Page and application data records:
-.-.-
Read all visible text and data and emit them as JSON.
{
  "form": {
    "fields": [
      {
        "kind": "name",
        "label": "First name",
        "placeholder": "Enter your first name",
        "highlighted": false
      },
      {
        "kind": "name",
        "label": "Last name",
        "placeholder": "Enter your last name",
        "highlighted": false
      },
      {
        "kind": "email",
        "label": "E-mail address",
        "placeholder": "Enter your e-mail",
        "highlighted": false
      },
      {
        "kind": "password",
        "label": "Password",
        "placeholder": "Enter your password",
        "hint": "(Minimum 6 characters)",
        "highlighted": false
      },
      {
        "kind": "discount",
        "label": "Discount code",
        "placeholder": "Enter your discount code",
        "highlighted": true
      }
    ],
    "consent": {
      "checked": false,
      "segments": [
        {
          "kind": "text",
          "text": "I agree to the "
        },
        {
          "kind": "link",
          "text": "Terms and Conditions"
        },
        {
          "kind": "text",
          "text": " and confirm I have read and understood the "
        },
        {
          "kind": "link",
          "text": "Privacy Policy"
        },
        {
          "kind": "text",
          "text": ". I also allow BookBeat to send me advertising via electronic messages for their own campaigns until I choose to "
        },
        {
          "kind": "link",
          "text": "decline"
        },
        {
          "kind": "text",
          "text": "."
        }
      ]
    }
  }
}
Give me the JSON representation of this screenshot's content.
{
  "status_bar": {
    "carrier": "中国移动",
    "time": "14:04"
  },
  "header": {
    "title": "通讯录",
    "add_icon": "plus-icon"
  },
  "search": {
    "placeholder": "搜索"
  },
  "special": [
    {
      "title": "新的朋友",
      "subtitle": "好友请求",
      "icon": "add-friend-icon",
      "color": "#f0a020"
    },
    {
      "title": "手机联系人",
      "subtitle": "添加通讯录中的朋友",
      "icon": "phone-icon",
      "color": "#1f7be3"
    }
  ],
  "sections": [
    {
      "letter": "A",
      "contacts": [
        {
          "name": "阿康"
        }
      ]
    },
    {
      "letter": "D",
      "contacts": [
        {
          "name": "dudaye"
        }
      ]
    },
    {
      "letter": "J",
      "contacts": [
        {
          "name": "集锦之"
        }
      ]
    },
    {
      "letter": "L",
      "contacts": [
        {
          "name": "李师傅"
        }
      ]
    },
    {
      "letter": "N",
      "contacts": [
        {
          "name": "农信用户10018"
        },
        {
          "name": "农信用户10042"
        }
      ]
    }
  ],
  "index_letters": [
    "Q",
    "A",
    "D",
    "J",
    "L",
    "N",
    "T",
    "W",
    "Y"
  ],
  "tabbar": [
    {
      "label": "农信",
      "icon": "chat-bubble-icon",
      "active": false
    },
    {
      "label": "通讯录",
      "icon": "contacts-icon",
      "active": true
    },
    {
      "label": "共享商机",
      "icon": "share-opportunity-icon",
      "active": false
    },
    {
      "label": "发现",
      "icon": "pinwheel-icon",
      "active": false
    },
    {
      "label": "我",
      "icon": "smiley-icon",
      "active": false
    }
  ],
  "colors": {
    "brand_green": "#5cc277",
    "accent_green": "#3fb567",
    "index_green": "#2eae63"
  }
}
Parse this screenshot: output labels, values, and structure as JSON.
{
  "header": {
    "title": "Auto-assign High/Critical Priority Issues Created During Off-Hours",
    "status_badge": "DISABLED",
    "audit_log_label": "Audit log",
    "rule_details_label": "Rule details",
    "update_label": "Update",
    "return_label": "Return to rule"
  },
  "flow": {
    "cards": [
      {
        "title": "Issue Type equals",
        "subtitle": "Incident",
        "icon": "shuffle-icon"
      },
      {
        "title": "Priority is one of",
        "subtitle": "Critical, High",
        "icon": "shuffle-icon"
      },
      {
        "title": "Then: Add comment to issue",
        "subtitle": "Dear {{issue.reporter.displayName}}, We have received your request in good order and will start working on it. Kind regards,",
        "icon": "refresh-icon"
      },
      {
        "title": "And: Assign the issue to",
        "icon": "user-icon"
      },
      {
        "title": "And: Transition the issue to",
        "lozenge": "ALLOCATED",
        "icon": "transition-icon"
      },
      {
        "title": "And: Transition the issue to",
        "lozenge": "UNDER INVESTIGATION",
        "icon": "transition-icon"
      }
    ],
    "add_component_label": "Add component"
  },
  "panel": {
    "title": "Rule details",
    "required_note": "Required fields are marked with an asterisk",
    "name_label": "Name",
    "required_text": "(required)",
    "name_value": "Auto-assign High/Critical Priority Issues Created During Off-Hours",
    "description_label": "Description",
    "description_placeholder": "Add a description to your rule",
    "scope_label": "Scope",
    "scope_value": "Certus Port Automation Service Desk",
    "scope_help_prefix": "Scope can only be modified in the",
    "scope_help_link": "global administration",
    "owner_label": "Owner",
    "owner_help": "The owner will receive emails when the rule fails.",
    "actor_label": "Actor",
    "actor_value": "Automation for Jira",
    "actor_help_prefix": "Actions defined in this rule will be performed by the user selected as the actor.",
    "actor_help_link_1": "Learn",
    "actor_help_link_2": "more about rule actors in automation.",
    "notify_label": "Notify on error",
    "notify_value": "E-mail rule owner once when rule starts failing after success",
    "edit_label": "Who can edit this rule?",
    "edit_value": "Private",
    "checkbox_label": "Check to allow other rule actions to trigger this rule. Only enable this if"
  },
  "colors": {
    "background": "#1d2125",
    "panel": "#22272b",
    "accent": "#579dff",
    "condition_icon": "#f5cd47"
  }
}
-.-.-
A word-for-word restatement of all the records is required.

Read all visible text and data and emit them as JSON.
{
  "form": {
    "fields": [
      {
        "kind": "name",
        "label": "First name",
        "placeholder": "Enter your first name",
        "highlighted": false
      },
      {
        "kind": "name",
        "label": "Last name",
        "placeholder": "Enter your last name",
        "highlighted": false
      },
      {
        "kind": "email",
        "label": "E-mail address",
        "placeholder": "Enter your e-mail",
        "highlighted": false
      },
      {
        "kind": "password",
        "label": "Password",
        "placeholder": "Enter your password",
        "hint": "(Minimum 6 characters)",
        "highlighted": false
      },
      {
        "kind": "discount",
        "label": "Discount code",
        "placeholder": "Enter your discount code",
        "highlighted": true
      }
    ],
    "consent": {
      "checked": false,
      "segments": [
        {
          "kind": "text",
          "text": "I agree to the "
        },
        {
          "kind": "link",
          "text": "Terms and Conditions"
        },
        {
          "kind": "text",
          "text": " and confirm I have read and understood the "
        },
        {
          "kind": "link",
          "text": "Privacy Policy"
        },
        {
          "kind": "text",
          "text": ". I also allow BookBeat to send me advertising via electronic messages for their own campaigns until I choose to "
        },
        {
          "kind": "link",
          "text": "decline"
        },
        {
          "kind": "text",
          "text": "."
        }
      ]
    }
  }
}
Give me the JSON representation of this screenshot's content.
{
  "status_bar": {
    "carrier": "中国移动",
    "time": "14:04"
  },
  "header": {
    "title": "通讯录",
    "add_icon": "plus-icon"
  },
  "search": {
    "placeholder": "搜索"
  },
  "special": [
    {
      "title": "新的朋友",
      "subtitle": "好友请求",
      "icon": "add-friend-icon",
      "color": "#f0a020"
    },
    {
      "title": "手机联系人",
      "subtitle": "添加通讯录中的朋友",
      "icon": "phone-icon",
      "color": "#1f7be3"
    }
  ],
  "sections": [
    {
      "letter": "A",
      "contacts": [
        {
          "name": "阿康"
        }
      ]
    },
    {
      "letter": "D",
      "contacts": [
        {
          "name": "dudaye"
        }
      ]
    },
    {
      "letter": "J",
      "contacts": [
        {
          "name": "集锦之"
        }
      ]
    },
    {
      "letter": "L",
      "contacts": [
        {
          "name": "李师傅"
        }
      ]
    },
    {
      "letter": "N",
      "contacts": [
        {
          "name": "农信用户10018"
        },
        {
          "name": "农信用户10042"
        }
      ]
    }
  ],
  "index_letters": [
    "Q",
    "A",
    "D",
    "J",
    "L",
    "N",
    "T",
    "W",
    "Y"
  ],
  "tabbar": [
    {
      "label": "农信",
      "icon": "chat-bubble-icon",
      "active": false
    },
    {
      "label": "通讯录",
      "icon": "contacts-icon",
      "active": true
    },
    {
      "label": "共享商机",
      "icon": "share-opportunity-icon",
      "active": false
    },
    {
      "label": "发现",
      "icon": "pinwheel-icon",
      "active": false
    },
    {
      "label": "我",
      "icon": "smiley-icon",
      "active": false
    }
  ],
  "colors": {
    "brand_green": "#5cc277",
    "accent_green": "#3fb567",
    "index_green": "#2eae63"
  }
}
Parse this screenshot: output labels, values, and structure as JSON.
{
  "header": {
    "title": "Auto-assign High/Critical Priority Issues Created During Off-Hours",
    "status_badge": "DISABLED",
    "audit_log_label": "Audit log",
    "rule_details_label": "Rule details",
    "update_label": "Update",
    "return_label": "Return to rule"
  },
  "flow": {
    "cards": [
      {
        "title": "Issue Type equals",
        "subtitle": "Incident",
        "icon": "shuffle-icon"
      },
      {
        "title": "Priority is one of",
        "subtitle": "Critical, High",
        "icon": "shuffle-icon"
      },
      {
        "title": "Then: Add comment to issue",
        "subtitle": "Dear {{issue.reporter.displayName}}, We have received your request in good order and will start working on it. Kind regards,",
        "icon": "refresh-icon"
      },
      {
        "title": "And: Assign the issue to",
        "icon": "user-icon"
      },
      {
        "title": "And: Transition the issue to",
        "lozenge": "ALLOCATED",
        "icon": "transition-icon"
      },
      {
        "title": "And: Transition the issue to",
        "lozenge": "UNDER INVESTIGATION",
        "icon": "transition-icon"
      }
    ],
    "add_component_label": "Add component"
  },
  "panel": {
    "title": "Rule details",
    "required_note": "Required fields are marked with an asterisk",
    "name_label": "Name",
    "required_text": "(required)",
    "name_value": "Auto-assign High/Critical Priority Issues Created During Off-Hours",
    "description_label": "Description",
    "description_placeholder": "Add a description to your rule",
    "scope_label": "Scope",
    "scope_value": "Certus Port Automation Service Desk",
    "scope_help_prefix": "Scope can only be modified in the",
    "scope_help_link": "global administration",
    "owner_label": "Owner",
    "owner_help": "The owner will receive emails when the rule fails.",
    "actor_label": "Actor",
    "actor_value": "Automation for Jira",
    "actor_help_prefix": "Actions defined in this rule will be performed by the user selected as the actor.",
    "actor_help_link_1": "Learn",
    "actor_help_link_2": "more about rule actors in automation.",
    "notify_label": "Notify on error",
    "notify_value": "E-mail rule owner once when rule starts failing after success",
    "edit_label": "Who can edit this rule?",
    "edit_value": "Private",
    "checkbox_label": "Check to allow other rule actions to trigger this rule. Only enable this if"
  },
  "colors": {
    "background": "#1d2125",
    "panel": "#22272b",
    "accent": "#579dff",
    "condition_icon": "#f5cd47"
  }
}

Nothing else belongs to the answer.